*** DATASET ENTRIES Section Begins ***

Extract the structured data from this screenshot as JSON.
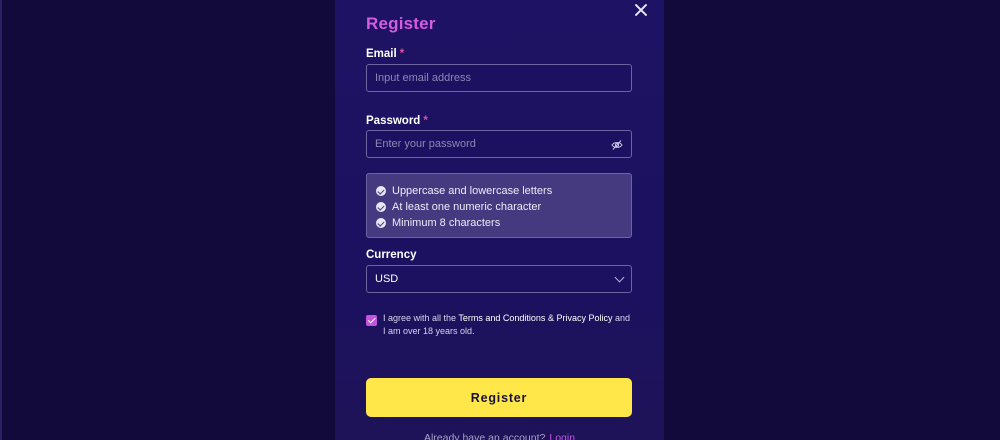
{
  "modal": {
    "title": "Register",
    "email": {
      "label": "Email",
      "required_mark": "*",
      "placeholder": "Input email address",
      "value": ""
    },
    "password": {
      "label": "Password",
      "required_mark": "*",
      "placeholder": "Enter your password",
      "value": "",
      "toggle_icon": "eye-off-icon"
    },
    "password_rules": [
      "Uppercase and lowercase letters",
      "At least one numeric character",
      "Minimum 8 characters"
    ],
    "currency": {
      "label": "Currency",
      "selected": "USD"
    },
    "agreement": {
      "checked": true,
      "prefix": "I agree with all the",
      "terms_link": "Terms and Conditions",
      "separator": "&",
      "privacy_link": "Privacy Policy",
      "suffix": "and I am over 18 years old."
    },
    "submit_label": "Register",
    "footer": {
      "prompt": "Already have an account?",
      "login_link": "Login"
    }
  },
  "colors": {
    "backdrop": "#120a3a",
    "modal_bg": "#1e1264",
    "title": "#d45ce0",
    "accent": "#c254e0",
    "required": "#e0529a",
    "button_bg": "#ffe74a",
    "rules_bg": "#453a80"
  }
}
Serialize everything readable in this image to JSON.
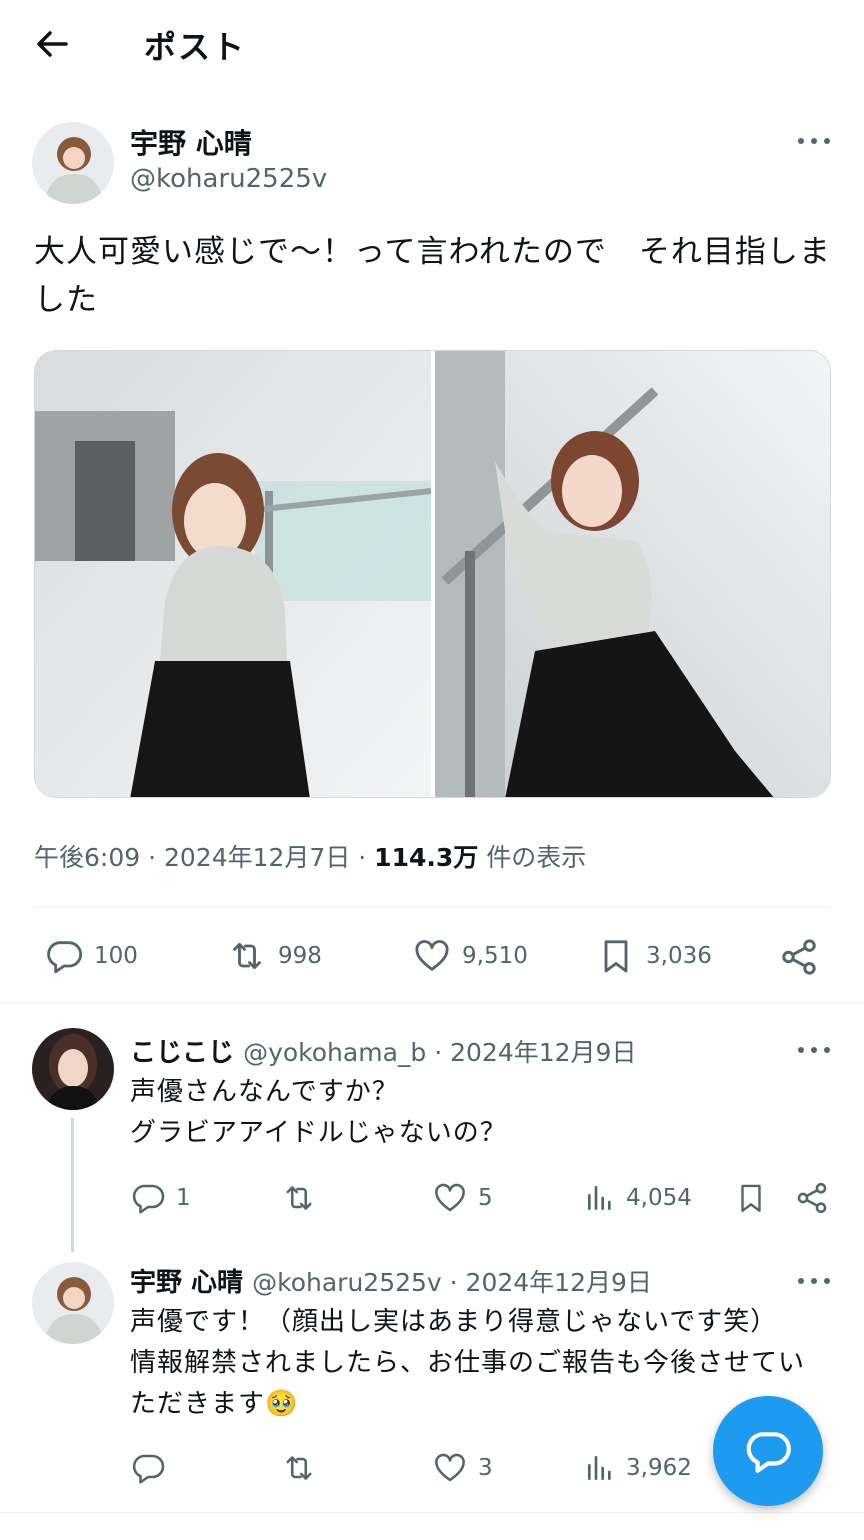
{
  "header": {
    "title": "ポスト"
  },
  "post": {
    "author_name": "宇野 心晴",
    "author_handle": "@koharu2525v",
    "text": "大人可愛い感じで〜！って言われたので　それ目指しました",
    "time": "午後6:09 · 2024年12月7日 · ",
    "views": "114.3万",
    "views_label": " 件の表示",
    "replies": "100",
    "reposts": "998",
    "likes": "9,510",
    "bookmarks": "3,036"
  },
  "replies": [
    {
      "name": "こじこじ",
      "handle": "@yokohama_b · 2024年12月9日",
      "text": "声優さんなんですか？\nグラビアアイドルじゃないの？",
      "replies": "1",
      "reposts": "",
      "likes": "5",
      "views": "4,054"
    },
    {
      "name": "宇野 心晴",
      "handle": "@koharu2525v · 2024年12月9日",
      "text": "声優です！（顔出し実はあまり得意じゃないです笑）\n情報解禁されましたら、お仕事のご報告も今後させていただきます🥹",
      "replies": "",
      "reposts": "",
      "likes": "3",
      "views": "3,962"
    }
  ],
  "icons": {
    "back": "arrow-left-icon",
    "more": "more-icon",
    "reply": "reply-icon",
    "repost": "repost-icon",
    "like": "heart-icon",
    "bookmark": "bookmark-icon",
    "share": "share-icon",
    "views": "views-icon",
    "compose": "compose-reply-icon"
  },
  "colors": {
    "accent": "#1d9bf0",
    "secondary_text": "#536471",
    "text": "#0f1419"
  }
}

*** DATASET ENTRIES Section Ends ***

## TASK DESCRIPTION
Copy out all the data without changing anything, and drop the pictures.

## EXERCISE SOLUTION
Extract the structured data from this screenshot as JSON.
{
  "modal": {
    "title": "Register",
    "email": {
      "label": "Email",
      "required_mark": "*",
      "placeholder": "Input email address",
      "value": ""
    },
    "password": {
      "label": "Password",
      "required_mark": "*",
      "placeholder": "Enter your password",
      "value": "",
      "toggle_icon": "eye-off-icon"
    },
    "password_rules": [
      "Uppercase and lowercase letters",
      "At least one numeric character",
      "Minimum 8 characters"
    ],
    "currency": {
      "label": "Currency",
      "selected": "USD"
    },
    "agreement": {
      "checked": true,
      "prefix": "I agree with all the",
      "terms_link": "Terms and Conditions",
      "separator": "&",
      "privacy_link": "Privacy Policy",
      "suffix": "and I am over 18 years old."
    },
    "submit_label": "Register",
    "footer": {
      "prompt": "Already have an account?",
      "login_link": "Login"
    }
  },
  "colors": {
    "backdrop": "#120a3a",
    "modal_bg": "#1e1264",
    "title": "#d45ce0",
    "accent": "#c254e0",
    "required": "#e0529a",
    "button_bg": "#ffe74a",
    "rules_bg": "#453a80"
  }
}
Serialize everything readable in this image to JSON.
{
  "header": {
    "title": "ポスト"
  },
  "post": {
    "author_name": "宇野 心晴",
    "author_handle": "@koharu2525v",
    "text": "大人可愛い感じで〜！って言われたので　それ目指しました",
    "time": "午後6:09 · 2024年12月7日 · ",
    "views": "114.3万",
    "views_label": " 件の表示",
    "replies": "100",
    "reposts": "998",
    "likes": "9,510",
    "bookmarks": "3,036"
  },
  "replies": [
    {
      "name": "こじこじ",
      "handle": "@yokohama_b · 2024年12月9日",
      "text": "声優さんなんですか？\nグラビアアイドルじゃないの？",
      "replies": "1",
      "reposts": "",
      "likes": "5",
      "views": "4,054"
    },
    {
      "name": "宇野 心晴",
      "handle": "@koharu2525v · 2024年12月9日",
      "text": "声優です！（顔出し実はあまり得意じゃないです笑）\n情報解禁されましたら、お仕事のご報告も今後させていただきます🥹",
      "replies": "",
      "reposts": "",
      "likes": "3",
      "views": "3,962"
    }
  ],
  "icons": {
    "back": "arrow-left-icon",
    "more": "more-icon",
    "reply": "reply-icon",
    "repost": "repost-icon",
    "like": "heart-icon",
    "bookmark": "bookmark-icon",
    "share": "share-icon",
    "views": "views-icon",
    "compose": "compose-reply-icon"
  },
  "colors": {
    "accent": "#1d9bf0",
    "secondary_text": "#536471",
    "text": "#0f1419"
  }
}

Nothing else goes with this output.